Temperature records keep coming. This January was the hottest on record, with 1.7°C above the pre-industrial average for the month, according to the European Union's Copernicus climate change service.
This means that there was a 12-month period in which the average global surface temperature was more than 1.5°C higher than the average from 1850 to 1900, the period considered a pre-industrial reference point.
“2024 begins with another record month,” Samantha Burgess of the Copernicus Climate Change Service said in a statement. “Rapid reductions in greenhouse gas emissions are the only way to stop rising global temperatures. »
At the 2015 Paris climate meeting, countries committed to trying to prevent global temperatures from rising more than 1.5°C above pre-industrial levels. Climatologists will only consider this limit exceeded when the long-term average global temperature has remained above this level for several years.

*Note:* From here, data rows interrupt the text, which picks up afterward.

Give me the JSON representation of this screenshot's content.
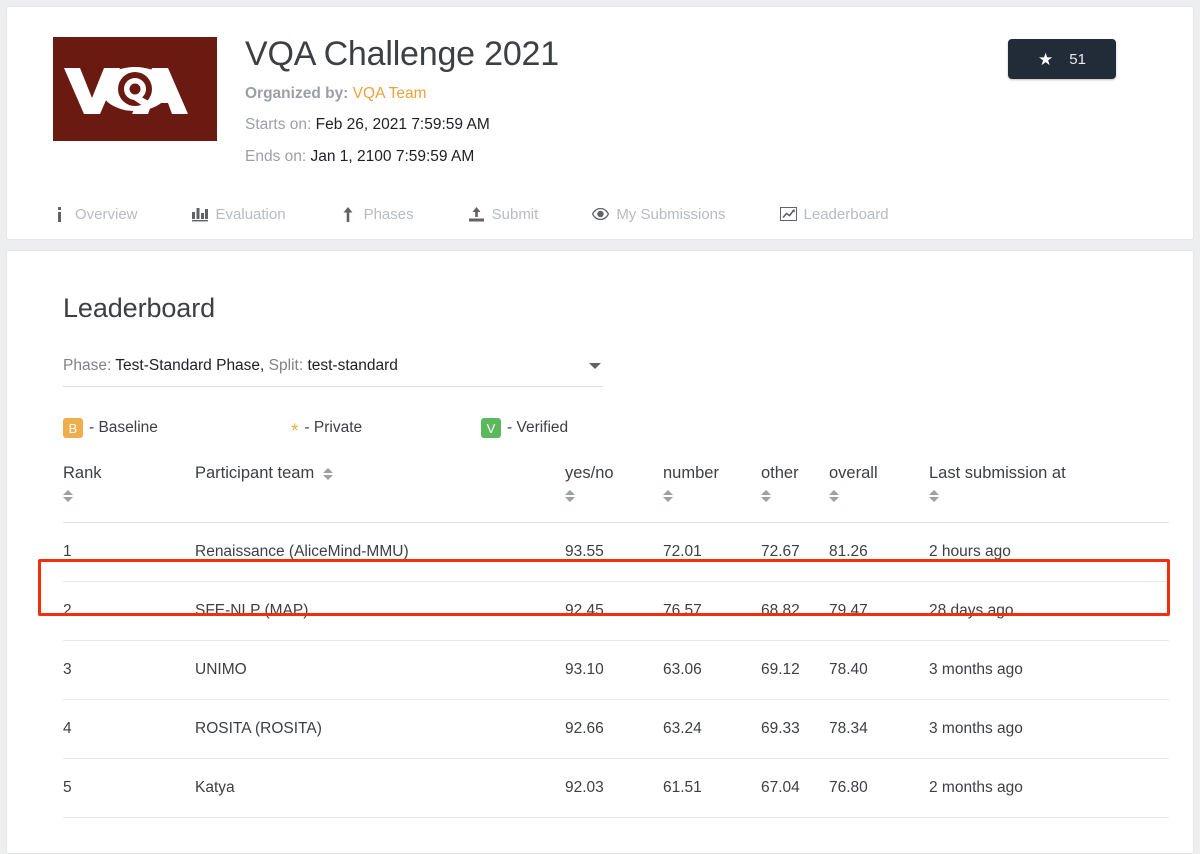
{
  "header": {
    "logo_alt": "VQA",
    "title": "VQA Challenge 2021",
    "organized_by_label": "Organized by:",
    "organizer": "VQA Team",
    "starts_label": "Starts on:",
    "starts_value": "Feb 26, 2021 7:59:59 AM",
    "ends_label": "Ends on:",
    "ends_value": "Jan 1, 2100 7:59:59 AM",
    "star_count": "51",
    "star_icon": "star-icon",
    "logo_color": "#6b1a11",
    "link_color": "#e8a33d"
  },
  "tabs": [
    {
      "label": "Overview",
      "icon": "info-icon"
    },
    {
      "label": "Evaluation",
      "icon": "bar-chart-icon"
    },
    {
      "label": "Phases",
      "icon": "upload-arrow-icon"
    },
    {
      "label": "Submit",
      "icon": "upload-tray-icon"
    },
    {
      "label": "My Submissions",
      "icon": "eye-icon"
    },
    {
      "label": "Leaderboard",
      "icon": "trend-line-icon"
    }
  ],
  "leaderboard": {
    "title": "Leaderboard",
    "phase_select": {
      "phase_label": "Phase:",
      "phase_value": "Test-Standard Phase,",
      "split_label": "Split:",
      "split_value": "test-standard",
      "caret_icon": "chevron-down-icon"
    },
    "legend": [
      {
        "badge": "B",
        "text": "- Baseline",
        "color": "#f0ad4e",
        "type": "square"
      },
      {
        "badge": "*",
        "text": "- Private",
        "color": "#f0ad4e",
        "type": "star"
      },
      {
        "badge": "V",
        "text": "- Verified",
        "color": "#5cb85c",
        "type": "square"
      }
    ],
    "columns": [
      {
        "key": "rank",
        "label": "Rank",
        "sortable": true
      },
      {
        "key": "team",
        "label": "Participant team",
        "sortable": true
      },
      {
        "key": "yesno",
        "label": "yes/no",
        "sortable": true
      },
      {
        "key": "number",
        "label": "number",
        "sortable": true
      },
      {
        "key": "other",
        "label": "other",
        "sortable": true
      },
      {
        "key": "overall",
        "label": "overall",
        "sortable": true
      },
      {
        "key": "last",
        "label": "Last submission at",
        "sortable": true
      }
    ],
    "rows": [
      {
        "rank": "1",
        "team": "Renaissance (AliceMind-MMU)",
        "yesno": "93.55",
        "number": "72.01",
        "other": "72.67",
        "overall": "81.26",
        "last": "2 hours ago",
        "highlighted": true
      },
      {
        "rank": "2",
        "team": "SFE-NLP (MAP)",
        "yesno": "92.45",
        "number": "76.57",
        "other": "68.82",
        "overall": "79.47",
        "last": "28 days ago",
        "highlighted": false
      },
      {
        "rank": "3",
        "team": "UNIMO",
        "yesno": "93.10",
        "number": "63.06",
        "other": "69.12",
        "overall": "78.40",
        "last": "3 months ago",
        "highlighted": false
      },
      {
        "rank": "4",
        "team": "ROSITA (ROSITA)",
        "yesno": "92.66",
        "number": "63.24",
        "other": "69.33",
        "overall": "78.34",
        "last": "3 months ago",
        "highlighted": false
      },
      {
        "rank": "5",
        "team": "Katya",
        "yesno": "92.03",
        "number": "61.51",
        "other": "67.04",
        "overall": "76.80",
        "last": "2 months ago",
        "highlighted": false
      }
    ],
    "highlight_color": "#f42d0a"
  }
}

Currently, the long-term average is 1.25°C warmer than pre-industrial times, according to Richard Betts at the Met Office, the national weather service of the United Kingdom. But as carbon emissions continue to rise, it seems certain that, by this measure, the 1.5°C limit will soon be exceeded, probably around 2030.

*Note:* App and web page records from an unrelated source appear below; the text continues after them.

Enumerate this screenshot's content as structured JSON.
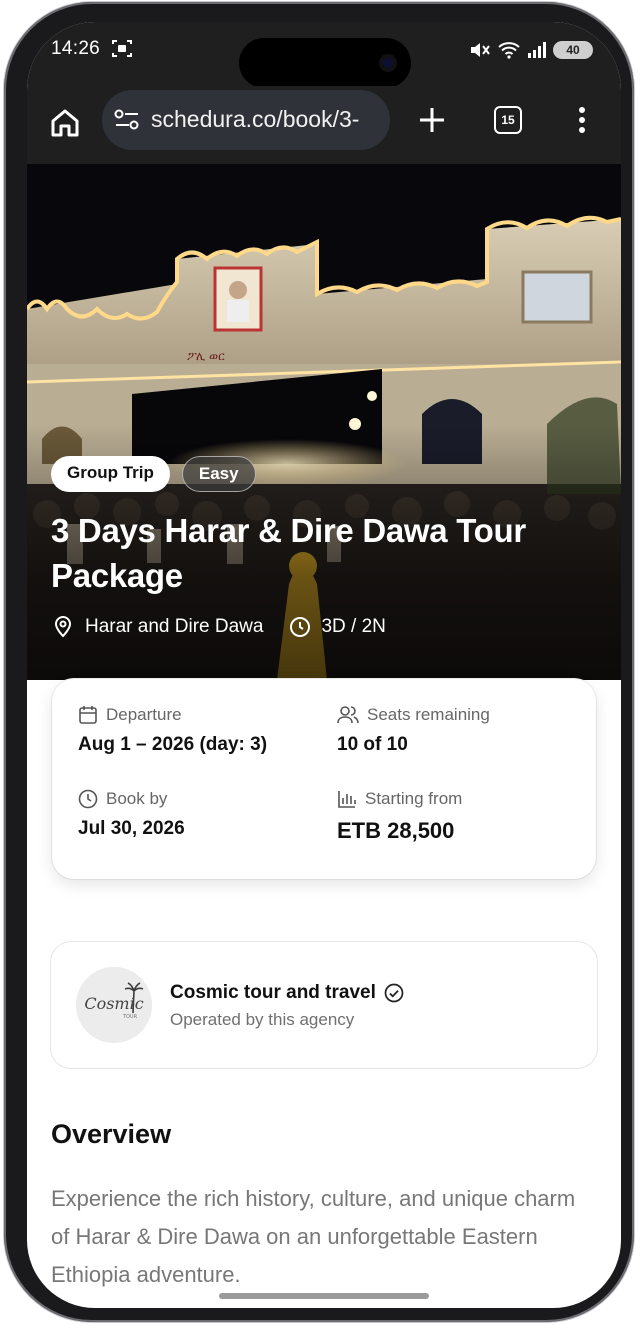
{
  "status_bar": {
    "time": "14:26",
    "battery": "40"
  },
  "browser": {
    "url": "schedura.co/book/3-",
    "tab_count": "15"
  },
  "trip": {
    "badges": [
      "Group Trip",
      "Easy"
    ],
    "title": "3 Days Harar & Dire Dawa Tour Package",
    "location": "Harar and Dire Dawa",
    "duration": "3D / 2N",
    "hero_sign": "ፖሊ    ወር"
  },
  "details": {
    "departure_label": "Departure",
    "departure_value": "Aug 1 – 2026 (day: 3)",
    "seats_label": "Seats remaining",
    "seats_value": "10 of 10",
    "bookby_label": "Book by",
    "bookby_value": "Jul 30, 2026",
    "price_label": "Starting from",
    "price_value": "ETB 28,500"
  },
  "agency": {
    "name": "Cosmic tour and travel",
    "subtitle": "Operated by this agency",
    "logo_text": "Cosmic",
    "logo_small": "TOUR"
  },
  "overview": {
    "title": "Overview",
    "text": "Experience the rich history, culture, and unique charm of Harar & Dire Dawa on an unforgettable Eastern Ethiopia adventure."
  },
  "colors": {
    "browser_bg": "#1f1f1f",
    "url_pill": "#2f3339",
    "gate_glow": "#ffd98a"
  },
  "icons": [
    "home-icon",
    "tune-icon",
    "plus-icon",
    "tabs-icon",
    "more-vert-icon",
    "location-pin-icon",
    "clock-icon",
    "calendar-icon",
    "users-icon",
    "bar-chart-icon",
    "verified-icon"
  ]
}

The long-term global average is increasing in line with climate model projections. However, the extremely rapid warming observed over the past two years has far exceeded expectations. Among other records, 2023 was the first day it was more than 2°C warmer than the average from 1850 to 1900.

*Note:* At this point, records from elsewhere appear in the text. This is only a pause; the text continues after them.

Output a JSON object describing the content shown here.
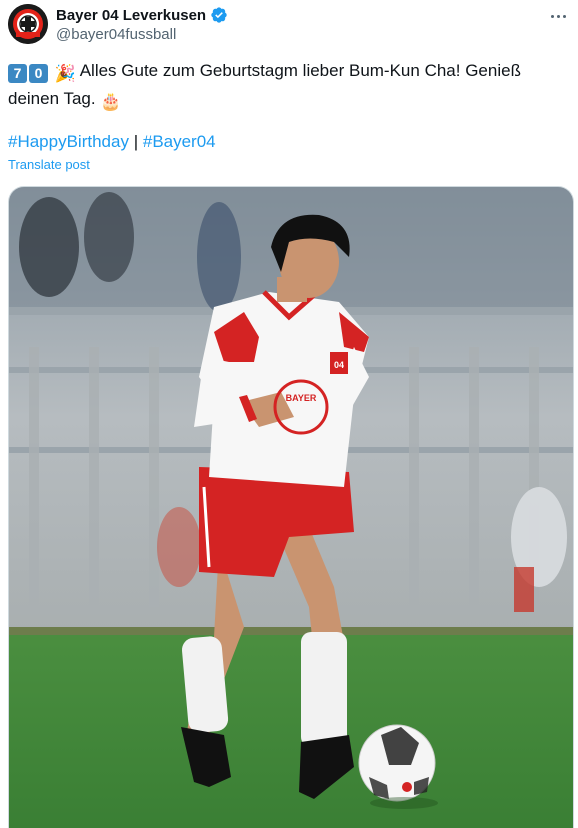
{
  "author": {
    "display_name": "Bayer 04 Leverkusen",
    "handle": "@bayer04fussball",
    "verified_icon": "verified-badge-icon",
    "avatar_icon": "bayer04-crest-icon"
  },
  "post": {
    "keycap_1": "7",
    "keycap_2": "0",
    "party_emoji": "🎉",
    "message": "Alles Gute zum Geburtstagm lieber Bum-Kun Cha! Genieß deinen Tag.",
    "cake_emoji": "🎂",
    "hashtag_1": "#HappyBirthday",
    "separator": "|",
    "hashtag_2": "#Bayer04",
    "translate_label": "Translate post"
  },
  "media": {
    "jersey_text": "BAYER",
    "badge_text": "04"
  },
  "colors": {
    "link": "#1d9bf0",
    "text": "#0f1419",
    "muted": "#536471",
    "pitch": "#3f8a3a",
    "kit_red": "#d42323"
  }
}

We still don't know why the warming has been so rapid over the past year or so and how long it will continue. Possible factors that could have increased warming include the 2022 eruption of the Tonga volcano, which injected large amounts of water into the stratosphere, and a reduction in aerosol pollution from ships.
Climatologists have defined pre-industrial temperature as the average from 1850 to 1900 for practical reasons, because few temperature records exist before that date. But using that as a benchmark could mean the level of warming from fossil fuel emissions is underestimated.
A 2017 study suggests we were wrong by about 0.2°C. Another publication this week, based on an analysis of sea sponges, estimates the gap at 0.5°C, meaning the 1.5°C limit has already been exceeded – but other climate scientists are not sure. not convinced.